U.S. Army veteran Bob Swirsky’s face lights up when home health care nurse Jeanette Hutchinson enters his room to check his blood pressure and attend to his body to prevent bedsores.
“It’s going to be 120 over 60,” Swirsky says, as Hutchinson inflates the cuff on the meter on his left arm. “Close,” she said, “124 over 60.”
In Connecticut, there are 209,882 veterans, according to the most-recent U.S. census data, and 29.4 percent are over the age of 75. This group forms the core of veterans with chronic medical issues who are targeted by a VA program to treat them in their own homes.
Most of the patients in the VA’s Home Based Primary Care (HBPC) program are like Swirsky, who is bed-bound and not able to easily get to the West Haven VA Hospital. He enrolled in the HBPC program in August. Swirsky’s daughter, Mindy Hart, said, “It is tremendously tiring for him to get into a car, or even just to move around.”
Home Based Primary Care, “is a team approach in which we have multiple disciplines that come out to the house and visit our veterans who typically have a difficult time getting into the hospital to see their provider on a regular basis,” said Hutchinson.
The team is comprised of the program director, physicians, psychiatrists, nurses, social workers, registered dieticians, physical therapists, clinical pharmacists, and program support staff.
Prospective patients are veterans who are already registered in the VA health care system. Veterans are referred to HBPC by the hospital, or their doctors, or sometimes veterans request the service themselves, said Aileen O’Connell, HBPC program director. A registered nurse assesses referrals.
Bob Swirsky talks about the VA care program.
Swirsky, 96, lives just a few miles from the West Haven VA and falls within the territory HBPC covers. Across the state, the general guideline is 30 miles or 30 minutes from the VA facilities in West Haven or Newington, or from one of the community-based outpatient clinics, located in New London, Winsted and Waterbury.
August Palmer of Stratford was recommended to the program after receiving an implanted defibrillator. “I’m 93,” he said, “I can hardly walk.” Staying at home to obtain care has put less of a burden on Palmer’s children. “My son David takes me – or my daughter Mary – and so they don’t work and everything,” he said. “That’s not fair.”

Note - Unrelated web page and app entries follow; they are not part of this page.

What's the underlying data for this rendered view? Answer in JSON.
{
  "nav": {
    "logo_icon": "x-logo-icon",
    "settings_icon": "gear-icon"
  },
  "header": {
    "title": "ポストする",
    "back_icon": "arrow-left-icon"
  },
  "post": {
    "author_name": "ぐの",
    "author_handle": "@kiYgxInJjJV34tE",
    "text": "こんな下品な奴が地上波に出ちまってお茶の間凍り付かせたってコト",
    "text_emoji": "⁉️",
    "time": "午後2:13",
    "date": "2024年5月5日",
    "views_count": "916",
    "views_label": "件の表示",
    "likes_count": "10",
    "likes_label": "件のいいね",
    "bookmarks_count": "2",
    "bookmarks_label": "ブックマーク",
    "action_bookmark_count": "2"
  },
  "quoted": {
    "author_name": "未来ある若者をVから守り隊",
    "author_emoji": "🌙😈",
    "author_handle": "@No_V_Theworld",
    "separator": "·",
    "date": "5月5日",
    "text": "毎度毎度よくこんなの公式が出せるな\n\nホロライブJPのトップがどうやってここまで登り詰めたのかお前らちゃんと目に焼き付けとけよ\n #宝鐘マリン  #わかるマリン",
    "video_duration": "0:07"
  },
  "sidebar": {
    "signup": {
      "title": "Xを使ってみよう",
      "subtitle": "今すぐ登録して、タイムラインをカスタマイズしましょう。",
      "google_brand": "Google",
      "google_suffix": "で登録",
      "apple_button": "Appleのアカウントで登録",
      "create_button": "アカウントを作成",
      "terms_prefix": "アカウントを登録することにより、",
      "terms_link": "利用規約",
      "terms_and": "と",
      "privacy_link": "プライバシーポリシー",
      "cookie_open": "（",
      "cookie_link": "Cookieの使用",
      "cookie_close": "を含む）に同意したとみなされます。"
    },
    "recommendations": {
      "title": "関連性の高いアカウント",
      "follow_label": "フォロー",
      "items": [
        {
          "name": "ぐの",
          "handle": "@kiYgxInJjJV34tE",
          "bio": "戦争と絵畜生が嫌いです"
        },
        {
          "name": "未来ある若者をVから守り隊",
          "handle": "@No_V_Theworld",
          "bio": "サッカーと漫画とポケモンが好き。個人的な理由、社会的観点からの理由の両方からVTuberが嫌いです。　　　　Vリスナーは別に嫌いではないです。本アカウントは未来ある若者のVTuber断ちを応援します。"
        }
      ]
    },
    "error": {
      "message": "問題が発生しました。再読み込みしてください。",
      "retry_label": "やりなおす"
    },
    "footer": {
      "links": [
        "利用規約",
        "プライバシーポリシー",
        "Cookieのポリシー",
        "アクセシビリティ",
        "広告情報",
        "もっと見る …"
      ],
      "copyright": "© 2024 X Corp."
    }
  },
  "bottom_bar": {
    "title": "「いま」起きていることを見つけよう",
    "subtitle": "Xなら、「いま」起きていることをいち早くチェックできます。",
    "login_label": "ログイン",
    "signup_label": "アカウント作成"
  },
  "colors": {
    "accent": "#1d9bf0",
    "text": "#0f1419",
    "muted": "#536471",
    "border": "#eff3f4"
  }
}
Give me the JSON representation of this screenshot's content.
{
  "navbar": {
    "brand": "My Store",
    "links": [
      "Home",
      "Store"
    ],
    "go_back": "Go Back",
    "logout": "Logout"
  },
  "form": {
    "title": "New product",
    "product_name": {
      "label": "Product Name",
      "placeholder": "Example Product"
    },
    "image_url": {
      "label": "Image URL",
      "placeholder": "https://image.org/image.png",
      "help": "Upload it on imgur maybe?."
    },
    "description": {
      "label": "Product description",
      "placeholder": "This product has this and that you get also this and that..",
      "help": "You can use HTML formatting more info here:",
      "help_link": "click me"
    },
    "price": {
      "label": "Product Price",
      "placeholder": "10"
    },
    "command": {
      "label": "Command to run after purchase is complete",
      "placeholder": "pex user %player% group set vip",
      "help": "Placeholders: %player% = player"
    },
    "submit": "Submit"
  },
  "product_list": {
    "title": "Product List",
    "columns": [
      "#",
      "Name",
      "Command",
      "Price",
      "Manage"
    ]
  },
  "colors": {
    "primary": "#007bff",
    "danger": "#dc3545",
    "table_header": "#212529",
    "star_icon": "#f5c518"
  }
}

Pawcatuck resident and Army veteran Donald MacLean, 67, has been an HBPC patient for about four years, after he suffered a fall while being treated for tumors, and he was transferred to a nursing home.
He still needed care when he was released to his house, MacLean’s wife, Leslie, explained over the phone. The problem was, she couldn’t provide it.
“When they first started coming, I had nothing,” she said. “Cindy [Anderson, MacLean’s HBPC nurse] walked in the door and immediately she ordered a hospital bed, she ordered stuff for the showers. She got everything I needed that I had no idea how to get, or that I even could get.”
The nurse visits her husband once a month to check on him and review all his medication, ordering more if needed. Maclean said she was under a great deal of stress around the time her husband began receiving care at home. When Anderson noticed, she asked permission to bring one of the team’s social workers to meet her.
“I think that the other side of home-based care is the social worker,” MacLean said. She’s grateful for the social worker’s personal assistance, she said, especially when needing help completing any paperwork relating to the VA or insurance.
It costs the VA about $16,000 to take care of a veteran at home, not including other non-HBPC expenses incurred by the VA and Medicare for these patients. The program has resulted in a 36 percent reduction in the number of days veterans spend in a hospital once they begin receiving home care. This decrease leads to an about 12 percent reduction in combined VA and Medicare annual cost per patient, according to the VA.
In fiscal 2015, a daily average of 444 patients were enrolled in Home Based Primary Care in the state; the number has remained steady the past several years. Nationally, the average daily total is 35,982 patients, an increase from 27,102 in fiscal year 2011, according to the VA.
In November, Stars and Stripes reported on an increasing number of veterans on waiting lists for home care. Five facilities – Los Angeles, White City, Ore.; Puget Sound, Wash.; Richmond, Va.; and Beckley, W.Va. — accounted for more than half of the 2,566 waiting veterans.
In Connecticut, there is no waiting list, according to the care team. Referrals are immediately addressed and sent to the nurse that covers the patient’s geographic area.
For Swirsky, the benefits are numerous.
“You let us have our dignity,” he said to Hutchinson. “It’s being in your own bed, being in your own environment, and people who you know come in and visit you. That’s important.”
Derek Torrellas a C-HIT intern and recent graduate of Southern Connecticut State University.